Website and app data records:
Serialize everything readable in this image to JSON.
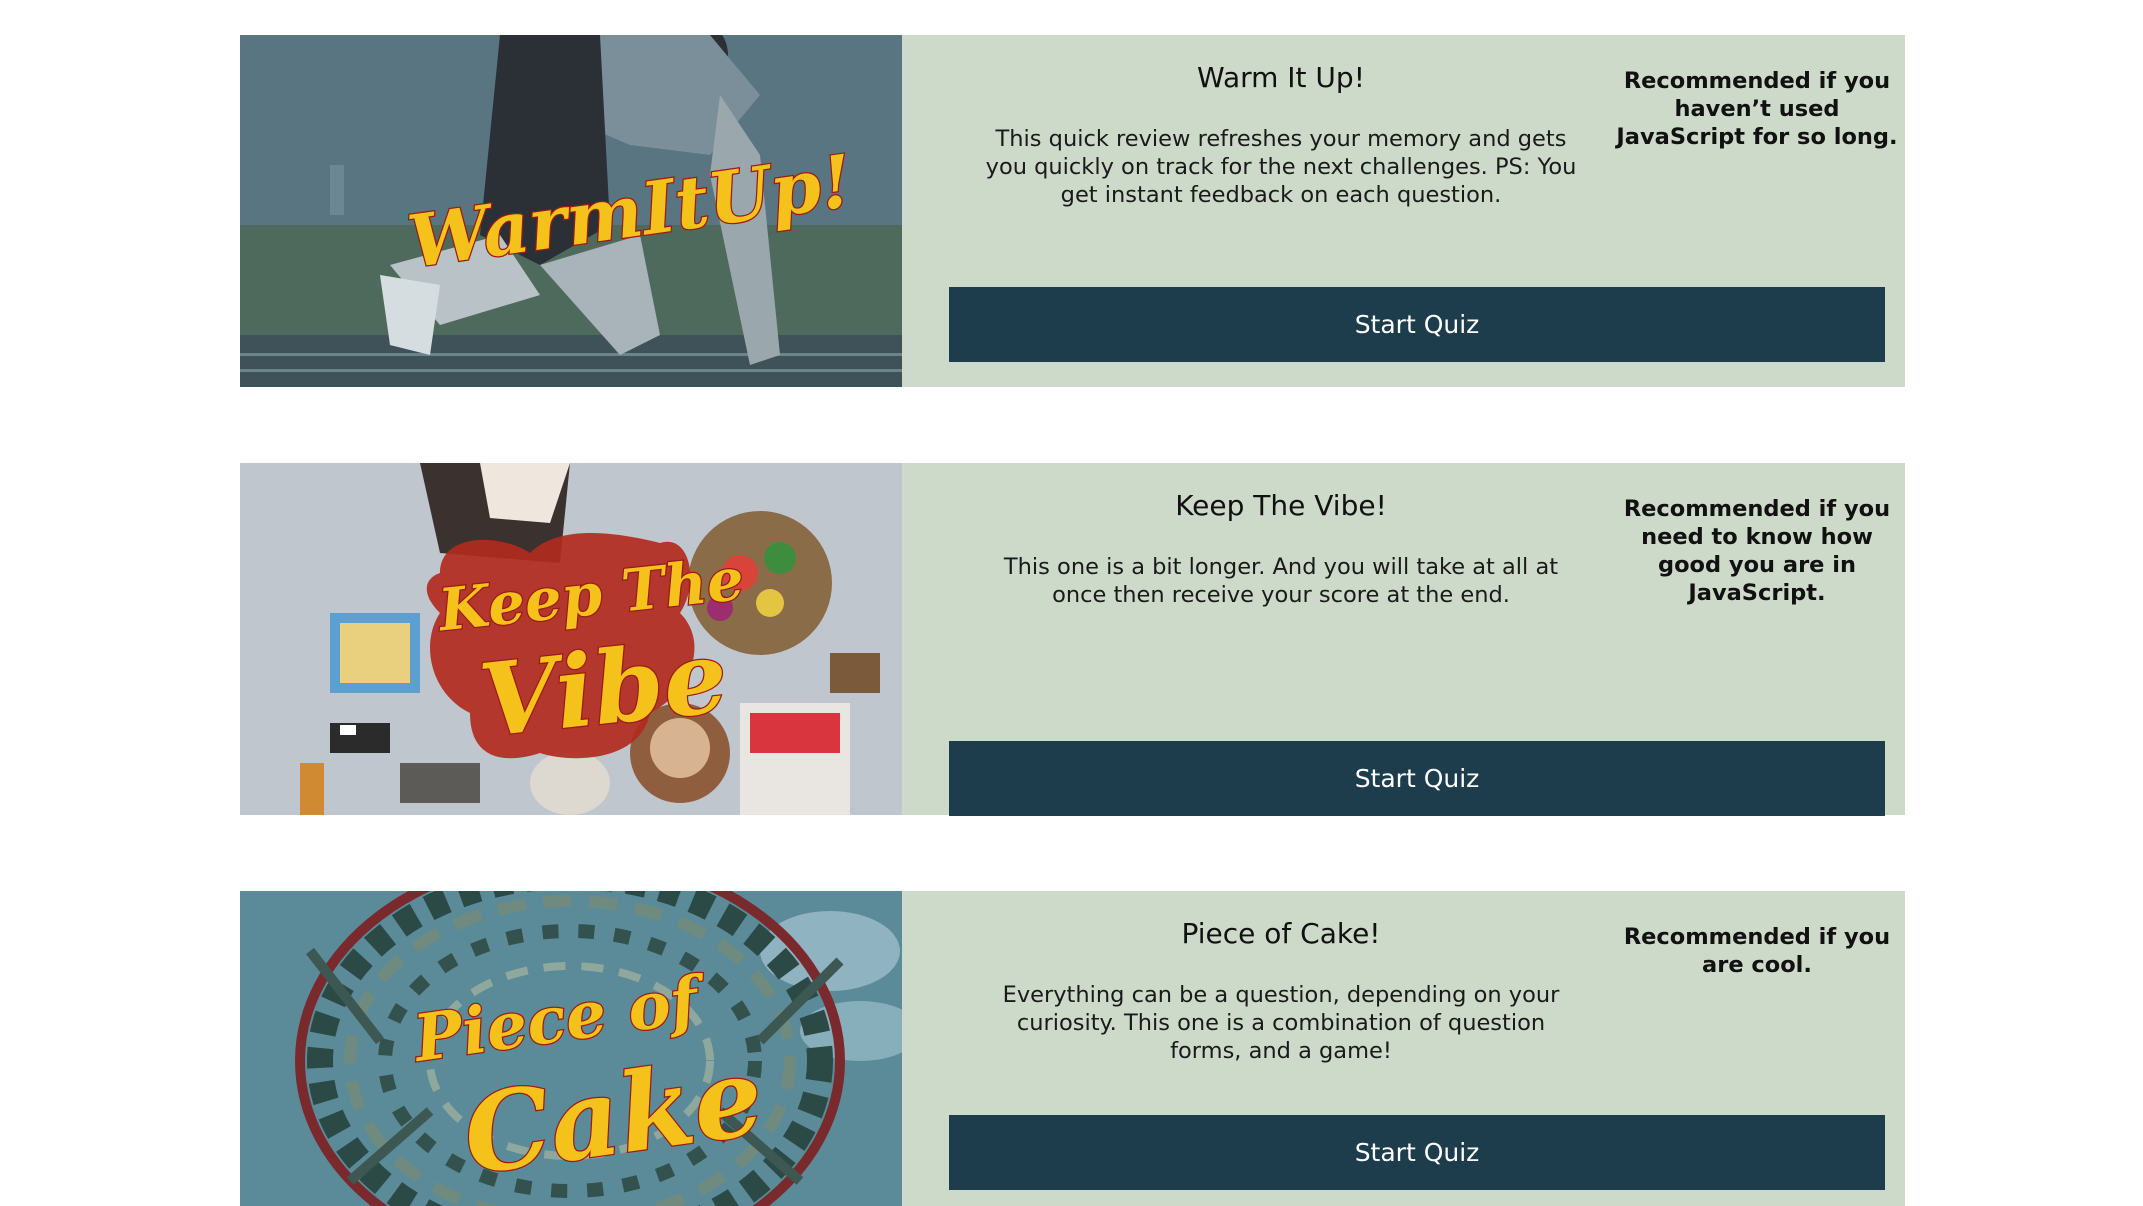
{
  "cards": [
    {
      "image_text": "WarmItUp!",
      "title": "Warm It Up!",
      "description": "This quick review refreshes your memory and gets you quickly on track for the next challenges. PS: You get instant feedback on each question.",
      "recommendation": "Recommended if you haven’t used JavaScript for so long.",
      "button_label": "Start Quiz"
    },
    {
      "image_text_line1": "Keep The",
      "image_text_line2": "Vibe",
      "title": "Keep The Vibe!",
      "description": "This one is a bit longer. And you will take at all at once then receive your score at the end.",
      "recommendation": "Recommended if you need to know how good you are in JavaScript.",
      "button_label": "Start Quiz"
    },
    {
      "image_text_line1": "Piece of",
      "image_text_line2": "Cake",
      "title": "Piece of Cake!",
      "description": "Everything can be a question, depending on your curiosity. This one is a combination of question forms, and a game!",
      "recommendation": "Recommended if you are cool.",
      "button_label": "Start Quiz"
    }
  ],
  "colors": {
    "card_background": "#cdd9c9",
    "button_background": "#1d3d4c",
    "button_text": "#ffffff",
    "logo_fill": "#f5c11b",
    "logo_outline": "#9b1b12"
  }
}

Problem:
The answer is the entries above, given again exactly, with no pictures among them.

Answer to the exercise:
Serialize everything readable in this image to JSON.
{
  "cards": [
    {
      "image_text": "WarmItUp!",
      "title": "Warm It Up!",
      "description": "This quick review refreshes your memory and gets you quickly on track for the next challenges. PS: You get instant feedback on each question.",
      "recommendation": "Recommended if you haven’t used JavaScript for so long.",
      "button_label": "Start Quiz"
    },
    {
      "image_text_line1": "Keep The",
      "image_text_line2": "Vibe",
      "title": "Keep The Vibe!",
      "description": "This one is a bit longer. And you will take at all at once then receive your score at the end.",
      "recommendation": "Recommended if you need to know how good you are in JavaScript.",
      "button_label": "Start Quiz"
    },
    {
      "image_text_line1": "Piece of",
      "image_text_line2": "Cake",
      "title": "Piece of Cake!",
      "description": "Everything can be a question, depending on your curiosity. This one is a combination of question forms, and a game!",
      "recommendation": "Recommended if you are cool.",
      "button_label": "Start Quiz"
    }
  ],
  "colors": {
    "card_background": "#cdd9c9",
    "button_background": "#1d3d4c",
    "button_text": "#ffffff",
    "logo_fill": "#f5c11b",
    "logo_outline": "#9b1b12"
  }
}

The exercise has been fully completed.